REQUIRED WORK:
Retype the data below, every word of it, exactly.
BEGIN DATA SECTION
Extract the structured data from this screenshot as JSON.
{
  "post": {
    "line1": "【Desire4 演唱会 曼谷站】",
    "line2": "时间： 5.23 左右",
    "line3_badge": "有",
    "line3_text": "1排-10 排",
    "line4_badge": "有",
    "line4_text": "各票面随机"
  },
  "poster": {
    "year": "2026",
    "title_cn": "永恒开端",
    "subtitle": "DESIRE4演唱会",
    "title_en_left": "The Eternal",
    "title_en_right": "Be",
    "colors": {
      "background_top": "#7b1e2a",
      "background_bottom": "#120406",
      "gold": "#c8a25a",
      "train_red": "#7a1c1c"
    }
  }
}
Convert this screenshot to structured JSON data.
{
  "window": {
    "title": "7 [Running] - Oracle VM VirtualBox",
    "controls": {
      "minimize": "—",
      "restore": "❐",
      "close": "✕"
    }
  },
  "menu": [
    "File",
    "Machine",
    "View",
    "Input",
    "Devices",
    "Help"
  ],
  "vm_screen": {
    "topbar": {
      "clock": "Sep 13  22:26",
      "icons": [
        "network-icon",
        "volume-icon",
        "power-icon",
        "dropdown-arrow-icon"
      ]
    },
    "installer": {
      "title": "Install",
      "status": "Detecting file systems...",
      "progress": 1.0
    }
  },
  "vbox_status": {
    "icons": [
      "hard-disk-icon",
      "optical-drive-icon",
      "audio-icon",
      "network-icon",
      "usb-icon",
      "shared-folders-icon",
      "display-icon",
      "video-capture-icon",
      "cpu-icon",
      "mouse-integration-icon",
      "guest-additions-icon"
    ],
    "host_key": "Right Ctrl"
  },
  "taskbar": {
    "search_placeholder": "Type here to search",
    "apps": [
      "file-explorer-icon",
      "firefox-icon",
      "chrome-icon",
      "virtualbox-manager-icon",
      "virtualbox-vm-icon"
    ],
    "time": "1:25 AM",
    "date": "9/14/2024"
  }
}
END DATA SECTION
RESPONSE FOR THIS EXERCISE:
Extract the structured data from this screenshot as JSON.
{
  "post": {
    "line1": "【Desire4 演唱会 曼谷站】",
    "line2": "时间： 5.23 左右",
    "line3_badge": "有",
    "line3_text": "1排-10 排",
    "line4_badge": "有",
    "line4_text": "各票面随机"
  },
  "poster": {
    "year": "2026",
    "title_cn": "永恒开端",
    "subtitle": "DESIRE4演唱会",
    "title_en_left": "The Eternal",
    "title_en_right": "Be",
    "colors": {
      "background_top": "#7b1e2a",
      "background_bottom": "#120406",
      "gold": "#c8a25a",
      "train_red": "#7a1c1c"
    }
  }
}
Convert this screenshot to structured JSON data.
{
  "window": {
    "title": "7 [Running] - Oracle VM VirtualBox",
    "controls": {
      "minimize": "—",
      "restore": "❐",
      "close": "✕"
    }
  },
  "menu": [
    "File",
    "Machine",
    "View",
    "Input",
    "Devices",
    "Help"
  ],
  "vm_screen": {
    "topbar": {
      "clock": "Sep 13  22:26",
      "icons": [
        "network-icon",
        "volume-icon",
        "power-icon",
        "dropdown-arrow-icon"
      ]
    },
    "installer": {
      "title": "Install",
      "status": "Detecting file systems...",
      "progress": 1.0
    }
  },
  "vbox_status": {
    "icons": [
      "hard-disk-icon",
      "optical-drive-icon",
      "audio-icon",
      "network-icon",
      "usb-icon",
      "shared-folders-icon",
      "display-icon",
      "video-capture-icon",
      "cpu-icon",
      "mouse-integration-icon",
      "guest-additions-icon"
    ],
    "host_key": "Right Ctrl"
  },
  "taskbar": {
    "search_placeholder": "Type here to search",
    "apps": [
      "file-explorer-icon",
      "firefox-icon",
      "chrome-icon",
      "virtualbox-manager-icon",
      "virtualbox-vm-icon"
    ],
    "time": "1:25 AM",
    "date": "9/14/2024"
  }
}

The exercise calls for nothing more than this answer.